» **TASK GOAL**
Print out the data that follows exactly, character for character, apart from the pictures.

== SUPPLIED RECORDS ==

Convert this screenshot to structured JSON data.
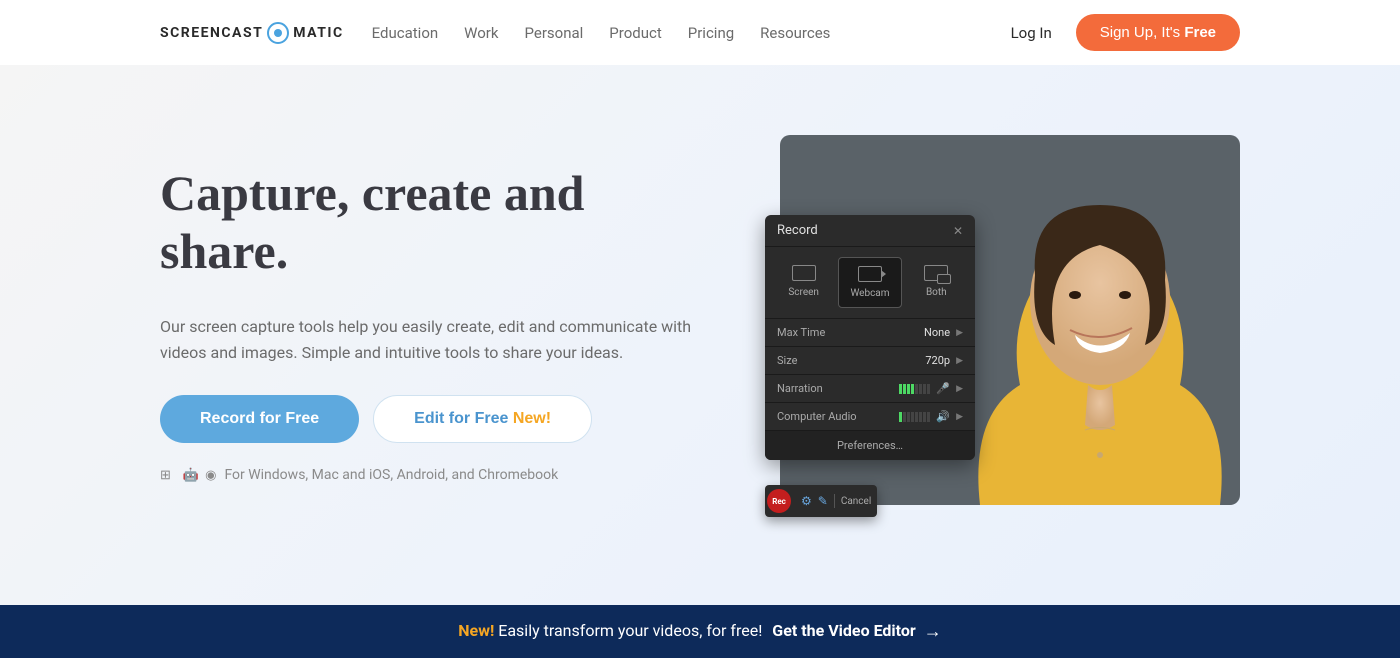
{
  "logo": {
    "part1": "SCREENCAST",
    "part2": "MATIC"
  },
  "nav": {
    "education": "Education",
    "work": "Work",
    "personal": "Personal",
    "product": "Product",
    "pricing": "Pricing",
    "resources": "Resources"
  },
  "auth": {
    "login": "Log In",
    "signup_prefix": "Sign Up, It's ",
    "signup_bold": "Free"
  },
  "hero": {
    "title": "Capture, create and share.",
    "subtitle": "Our screen capture tools help you easily create, edit and communicate with videos and images. Simple and intuitive tools to share your ideas.",
    "btn_record": "Record for Free",
    "btn_edit": "Edit for Free ",
    "btn_edit_new": "New!",
    "platform_caption": "For Windows, Mac and iOS, Android, and Chromebook",
    "platform_icons": {
      "windows": "⊞",
      "apple": "",
      "android": "🤖",
      "chrome": "◉"
    }
  },
  "record_panel": {
    "title": "Record",
    "modes": {
      "screen": "Screen",
      "webcam": "Webcam",
      "both": "Both"
    },
    "settings": {
      "max_time_label": "Max Time",
      "max_time_value": "None",
      "size_label": "Size",
      "size_value": "720p",
      "narration_label": "Narration",
      "computer_audio_label": "Computer Audio"
    },
    "preferences": "Preferences…"
  },
  "rec_toolbar": {
    "rec": "Rec",
    "cancel": "Cancel"
  },
  "banner": {
    "new_tag": "New!",
    "text": " Easily transform your videos, for free!  ",
    "cta": "Get the Video Editor",
    "arrow": "→"
  }
}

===

» **RESPONSE AREA**
Convert this screenshot to structured JSON data.
{
  "logo": {
    "part1": "SCREENCAST",
    "part2": "MATIC"
  },
  "nav": {
    "education": "Education",
    "work": "Work",
    "personal": "Personal",
    "product": "Product",
    "pricing": "Pricing",
    "resources": "Resources"
  },
  "auth": {
    "login": "Log In",
    "signup_prefix": "Sign Up, It's ",
    "signup_bold": "Free"
  },
  "hero": {
    "title": "Capture, create and share.",
    "subtitle": "Our screen capture tools help you easily create, edit and communicate with videos and images. Simple and intuitive tools to share your ideas.",
    "btn_record": "Record for Free",
    "btn_edit": "Edit for Free ",
    "btn_edit_new": "New!",
    "platform_caption": "For Windows, Mac and iOS, Android, and Chromebook",
    "platform_icons": {
      "windows": "⊞",
      "apple": "",
      "android": "🤖",
      "chrome": "◉"
    }
  },
  "record_panel": {
    "title": "Record",
    "modes": {
      "screen": "Screen",
      "webcam": "Webcam",
      "both": "Both"
    },
    "settings": {
      "max_time_label": "Max Time",
      "max_time_value": "None",
      "size_label": "Size",
      "size_value": "720p",
      "narration_label": "Narration",
      "computer_audio_label": "Computer Audio"
    },
    "preferences": "Preferences…"
  },
  "rec_toolbar": {
    "rec": "Rec",
    "cancel": "Cancel"
  },
  "banner": {
    "new_tag": "New!",
    "text": " Easily transform your videos, for free!  ",
    "cta": "Get the Video Editor",
    "arrow": "→"
  }
}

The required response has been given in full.